▼

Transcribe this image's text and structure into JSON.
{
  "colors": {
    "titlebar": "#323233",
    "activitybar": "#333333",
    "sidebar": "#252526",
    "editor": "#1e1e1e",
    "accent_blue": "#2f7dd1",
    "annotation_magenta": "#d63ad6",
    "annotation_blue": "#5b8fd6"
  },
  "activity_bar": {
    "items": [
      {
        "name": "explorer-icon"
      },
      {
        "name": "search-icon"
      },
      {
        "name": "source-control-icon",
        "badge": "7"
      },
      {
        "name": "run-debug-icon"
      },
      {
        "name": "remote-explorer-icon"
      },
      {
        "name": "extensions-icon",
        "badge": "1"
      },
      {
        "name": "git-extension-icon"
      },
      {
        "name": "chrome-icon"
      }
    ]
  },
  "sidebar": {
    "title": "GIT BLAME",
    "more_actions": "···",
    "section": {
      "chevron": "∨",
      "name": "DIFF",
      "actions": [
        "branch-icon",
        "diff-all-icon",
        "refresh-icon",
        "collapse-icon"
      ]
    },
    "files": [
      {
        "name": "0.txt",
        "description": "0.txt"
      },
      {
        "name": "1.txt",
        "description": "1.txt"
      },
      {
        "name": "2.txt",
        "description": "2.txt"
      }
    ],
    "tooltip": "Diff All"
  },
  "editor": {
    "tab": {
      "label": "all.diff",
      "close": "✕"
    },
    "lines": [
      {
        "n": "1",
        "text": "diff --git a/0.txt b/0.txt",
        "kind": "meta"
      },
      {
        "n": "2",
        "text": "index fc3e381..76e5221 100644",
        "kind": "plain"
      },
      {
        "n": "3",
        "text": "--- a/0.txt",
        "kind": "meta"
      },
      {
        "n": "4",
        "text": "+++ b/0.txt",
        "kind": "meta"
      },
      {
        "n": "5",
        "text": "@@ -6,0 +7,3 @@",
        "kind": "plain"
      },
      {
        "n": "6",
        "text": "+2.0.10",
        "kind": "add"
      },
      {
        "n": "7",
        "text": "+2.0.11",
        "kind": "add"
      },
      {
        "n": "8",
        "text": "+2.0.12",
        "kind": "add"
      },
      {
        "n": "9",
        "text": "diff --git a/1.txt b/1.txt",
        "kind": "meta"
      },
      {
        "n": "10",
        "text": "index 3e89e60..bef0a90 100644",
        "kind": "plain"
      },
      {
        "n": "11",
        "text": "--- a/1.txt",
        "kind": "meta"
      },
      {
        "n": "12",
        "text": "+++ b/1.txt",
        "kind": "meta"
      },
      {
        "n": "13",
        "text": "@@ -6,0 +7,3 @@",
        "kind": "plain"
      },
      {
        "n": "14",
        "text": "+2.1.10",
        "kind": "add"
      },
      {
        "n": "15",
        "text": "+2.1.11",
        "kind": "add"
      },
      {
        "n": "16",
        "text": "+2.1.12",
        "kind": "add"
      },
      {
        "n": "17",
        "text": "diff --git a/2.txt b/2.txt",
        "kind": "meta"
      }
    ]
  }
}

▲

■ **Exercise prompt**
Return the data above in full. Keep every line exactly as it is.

■ **Output**
Transcribe this image's text and structure into JSON.
{
  "colors": {
    "titlebar": "#323233",
    "activitybar": "#333333",
    "sidebar": "#252526",
    "editor": "#1e1e1e",
    "accent_blue": "#2f7dd1",
    "annotation_magenta": "#d63ad6",
    "annotation_blue": "#5b8fd6"
  },
  "activity_bar": {
    "items": [
      {
        "name": "explorer-icon"
      },
      {
        "name": "search-icon"
      },
      {
        "name": "source-control-icon",
        "badge": "7"
      },
      {
        "name": "run-debug-icon"
      },
      {
        "name": "remote-explorer-icon"
      },
      {
        "name": "extensions-icon",
        "badge": "1"
      },
      {
        "name": "git-extension-icon"
      },
      {
        "name": "chrome-icon"
      }
    ]
  },
  "sidebar": {
    "title": "GIT BLAME",
    "more_actions": "···",
    "section": {
      "chevron": "∨",
      "name": "DIFF",
      "actions": [
        "branch-icon",
        "diff-all-icon",
        "refresh-icon",
        "collapse-icon"
      ]
    },
    "files": [
      {
        "name": "0.txt",
        "description": "0.txt"
      },
      {
        "name": "1.txt",
        "description": "1.txt"
      },
      {
        "name": "2.txt",
        "description": "2.txt"
      }
    ],
    "tooltip": "Diff All"
  },
  "editor": {
    "tab": {
      "label": "all.diff",
      "close": "✕"
    },
    "lines": [
      {
        "n": "1",
        "text": "diff --git a/0.txt b/0.txt",
        "kind": "meta"
      },
      {
        "n": "2",
        "text": "index fc3e381..76e5221 100644",
        "kind": "plain"
      },
      {
        "n": "3",
        "text": "--- a/0.txt",
        "kind": "meta"
      },
      {
        "n": "4",
        "text": "+++ b/0.txt",
        "kind": "meta"
      },
      {
        "n": "5",
        "text": "@@ -6,0 +7,3 @@",
        "kind": "plain"
      },
      {
        "n": "6",
        "text": "+2.0.10",
        "kind": "add"
      },
      {
        "n": "7",
        "text": "+2.0.11",
        "kind": "add"
      },
      {
        "n": "8",
        "text": "+2.0.12",
        "kind": "add"
      },
      {
        "n": "9",
        "text": "diff --git a/1.txt b/1.txt",
        "kind": "meta"
      },
      {
        "n": "10",
        "text": "index 3e89e60..bef0a90 100644",
        "kind": "plain"
      },
      {
        "n": "11",
        "text": "--- a/1.txt",
        "kind": "meta"
      },
      {
        "n": "12",
        "text": "+++ b/1.txt",
        "kind": "meta"
      },
      {
        "n": "13",
        "text": "@@ -6,0 +7,3 @@",
        "kind": "plain"
      },
      {
        "n": "14",
        "text": "+2.1.10",
        "kind": "add"
      },
      {
        "n": "15",
        "text": "+2.1.11",
        "kind": "add"
      },
      {
        "n": "16",
        "text": "+2.1.12",
        "kind": "add"
      },
      {
        "n": "17",
        "text": "diff --git a/2.txt b/2.txt",
        "kind": "meta"
      }
    ]
  }
}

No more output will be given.